Jonathan Nossiter, writing for LUSH : Flora e Fauna dalla Quarantena

by Wendy Artin

Wendy Artin, Floating Turnip, 13 x 22 cm, 2020
Wendy Artin, Floating Turnip, 13 x 22 cm, 2020

“What is animate?”, Wendy Artin seems to ask us.

What is solid matter and what is liquid?

If an inanimate sculpture can be turned to vibrant flesh by her magic hand why can’t organic matter, in its turn, acquire the epic, mineral dimension of sculpture?

But the solidity of Artin’s forms, her reimagining, her sculptural rendering of garden vegetables are not fixed in space.
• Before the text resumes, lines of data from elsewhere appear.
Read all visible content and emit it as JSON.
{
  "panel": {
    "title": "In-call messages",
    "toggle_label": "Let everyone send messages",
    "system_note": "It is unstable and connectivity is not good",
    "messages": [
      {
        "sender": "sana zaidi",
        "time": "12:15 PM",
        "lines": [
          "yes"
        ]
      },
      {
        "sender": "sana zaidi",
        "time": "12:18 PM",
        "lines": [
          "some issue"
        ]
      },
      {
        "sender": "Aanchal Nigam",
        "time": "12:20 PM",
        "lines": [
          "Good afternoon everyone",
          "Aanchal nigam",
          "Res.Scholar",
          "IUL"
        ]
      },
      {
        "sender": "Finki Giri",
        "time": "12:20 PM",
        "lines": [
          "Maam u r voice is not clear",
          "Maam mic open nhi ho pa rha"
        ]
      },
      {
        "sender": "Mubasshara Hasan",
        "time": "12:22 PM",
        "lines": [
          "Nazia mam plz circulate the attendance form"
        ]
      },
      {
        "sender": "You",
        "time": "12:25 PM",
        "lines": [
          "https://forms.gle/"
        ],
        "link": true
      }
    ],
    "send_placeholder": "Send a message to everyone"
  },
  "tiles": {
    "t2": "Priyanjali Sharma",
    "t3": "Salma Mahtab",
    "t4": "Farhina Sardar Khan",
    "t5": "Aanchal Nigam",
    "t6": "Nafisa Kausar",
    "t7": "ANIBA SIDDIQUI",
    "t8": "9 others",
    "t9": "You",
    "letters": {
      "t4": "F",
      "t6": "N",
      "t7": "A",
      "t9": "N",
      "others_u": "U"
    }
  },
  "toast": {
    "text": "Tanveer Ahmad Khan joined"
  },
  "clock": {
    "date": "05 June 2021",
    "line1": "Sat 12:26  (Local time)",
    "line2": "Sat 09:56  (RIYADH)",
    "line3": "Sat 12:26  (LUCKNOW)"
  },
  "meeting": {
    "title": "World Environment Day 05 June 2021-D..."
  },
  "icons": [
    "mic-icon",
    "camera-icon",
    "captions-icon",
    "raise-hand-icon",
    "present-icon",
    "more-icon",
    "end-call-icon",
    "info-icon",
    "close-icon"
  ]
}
The watery traces of her brushstroke keep everything and everyone in motion, fluid, vital, alive.

They entice us into imagining the inner life of a tuber, our own relationship to nature.

And fuel our disbelief that the French dare to call these shimmering odes to natural life, “nature-morte.” And our sadness that the Italians ignored Vasari’s call to consider them “cose naturali,” eventually imitating instead the French lesson in perversity with “natura morta.”

Life is only fleetingly still in Artin’s imagining. But it is still life.

Jonathan Nossiter, vegetable farmer at Fattoria La Lupa, Bolsena… and grower of the turnips in the exhibit, 2020

Wendy Artin, Big Wormy Turnip, 26 x 35 cm, 2020